error, and we exercise our discretion to correct it.
pertinent facts are not in dispute. Two Tigard Police
Officers were conducting surveillance on a suspected drug
house around midnight when they saw several people riding
bicycles in front of the house. Defendant was riding one of
the bicycles and had no front light, which one of the
officers described as a traffic violation. That officer,
Nunley, pulled up behind defendant in his patrol car and
activated the car's overhead lights, at which point
defendant looked at him and continued to ride away, turning
down a narrow path where the patrol car could not follow.
Unbeknownst to defendant, he was riding directly toward the
second officer, Swain, who "escorted him to the
ground." When Nunley arrived, the officers placed
defendant in handcuffs and walked him to the patrol car,
along with a backpack that defendant had with him.

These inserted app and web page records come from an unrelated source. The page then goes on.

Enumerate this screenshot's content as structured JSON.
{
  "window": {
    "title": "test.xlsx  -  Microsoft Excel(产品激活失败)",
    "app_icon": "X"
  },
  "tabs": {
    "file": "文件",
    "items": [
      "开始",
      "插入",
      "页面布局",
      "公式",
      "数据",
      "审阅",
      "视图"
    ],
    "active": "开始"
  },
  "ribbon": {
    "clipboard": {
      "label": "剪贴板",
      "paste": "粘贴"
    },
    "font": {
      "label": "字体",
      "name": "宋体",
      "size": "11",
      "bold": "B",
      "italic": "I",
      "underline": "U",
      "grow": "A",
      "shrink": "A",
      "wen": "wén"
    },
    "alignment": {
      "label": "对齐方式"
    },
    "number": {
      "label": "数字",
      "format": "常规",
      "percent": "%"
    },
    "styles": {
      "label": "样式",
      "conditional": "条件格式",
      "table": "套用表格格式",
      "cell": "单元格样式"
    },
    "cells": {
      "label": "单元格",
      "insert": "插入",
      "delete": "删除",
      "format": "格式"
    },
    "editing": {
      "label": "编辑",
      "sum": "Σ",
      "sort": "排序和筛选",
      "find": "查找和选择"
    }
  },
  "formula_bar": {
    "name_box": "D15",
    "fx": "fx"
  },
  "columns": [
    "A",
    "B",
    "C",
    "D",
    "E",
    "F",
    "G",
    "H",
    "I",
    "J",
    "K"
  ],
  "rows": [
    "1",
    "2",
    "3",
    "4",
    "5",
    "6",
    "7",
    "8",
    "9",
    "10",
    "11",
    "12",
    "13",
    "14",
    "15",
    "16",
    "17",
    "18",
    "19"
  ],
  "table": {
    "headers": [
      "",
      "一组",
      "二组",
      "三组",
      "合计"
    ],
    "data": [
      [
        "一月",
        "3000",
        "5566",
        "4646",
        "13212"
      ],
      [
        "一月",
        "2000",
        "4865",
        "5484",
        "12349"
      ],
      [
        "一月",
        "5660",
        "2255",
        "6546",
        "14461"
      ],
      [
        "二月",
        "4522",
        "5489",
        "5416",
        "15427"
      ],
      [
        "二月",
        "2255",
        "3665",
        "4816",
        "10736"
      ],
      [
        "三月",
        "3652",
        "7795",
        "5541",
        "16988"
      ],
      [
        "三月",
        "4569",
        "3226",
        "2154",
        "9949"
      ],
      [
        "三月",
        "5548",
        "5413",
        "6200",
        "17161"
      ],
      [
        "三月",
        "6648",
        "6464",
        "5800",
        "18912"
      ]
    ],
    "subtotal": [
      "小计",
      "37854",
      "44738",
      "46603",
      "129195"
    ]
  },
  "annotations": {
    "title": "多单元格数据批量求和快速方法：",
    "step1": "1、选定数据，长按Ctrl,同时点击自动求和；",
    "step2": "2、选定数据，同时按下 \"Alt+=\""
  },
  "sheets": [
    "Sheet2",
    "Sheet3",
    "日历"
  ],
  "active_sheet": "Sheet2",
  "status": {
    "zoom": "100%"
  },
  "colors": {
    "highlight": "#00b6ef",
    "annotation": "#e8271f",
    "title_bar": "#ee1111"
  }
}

Nunley
patted defendant down to check for weapons and found a glass
pipe of the type used for smoking methamphetamine. Nunley
then looked inside the backpack and found a "little
plastic thing to hold change." Nunley opened that
container and found a bag full of a crystalline substance
that later tested positive for methamphetamine.
hearing on the motion to suppress, Nunley testified that he
looked through defendant's backpack and opened the change
holder because he was required to inventory defendant's
belongings before taking him to jail. When defense counsel
asked whether Nunley could "reference" an
"applicable code that warrants this-this type of
inventory, " Nunley responded that the provision
"is in our municipal code and I don't know the
numbers at the top of my head but I have read it." The
state introduced as exhibits the text of multiple inventory
policies, including the Tigard Municipal Code provision
regarding "Authority to Inventory the Personal Effects
of a Person Taken into Custody." Nunley also testified
that he looked in the backpack because he had found the glass
pipe. Thus, the state argued, as an alternative theory, that
the evidence was discovered pursuant to a lawful search
incident to arrest for possession of methamphetamine. The
trial court denied defendant's motion without elaborating
on the reasons for the denial.
stipulated facts bench trial, the court found defendant
guilty of unlawful possession of methamphetamine, ORS
475.894, and interfering with a peace officer, ORS 162.247.
Defendant was convicted and sentenced to 18 months of formal
probation. The court also ordered defendant to pay $629 in
appeal, defendant does not dispute that the initial stop was
lawful or that the officers had probable cause when they
arrested him for interfering with a peace officer. Nor does
defendant argue that opening the small change holder exceeded
the scope of a lawful inventory of defendant's backpack.
Instead, he argues that the state failed to ...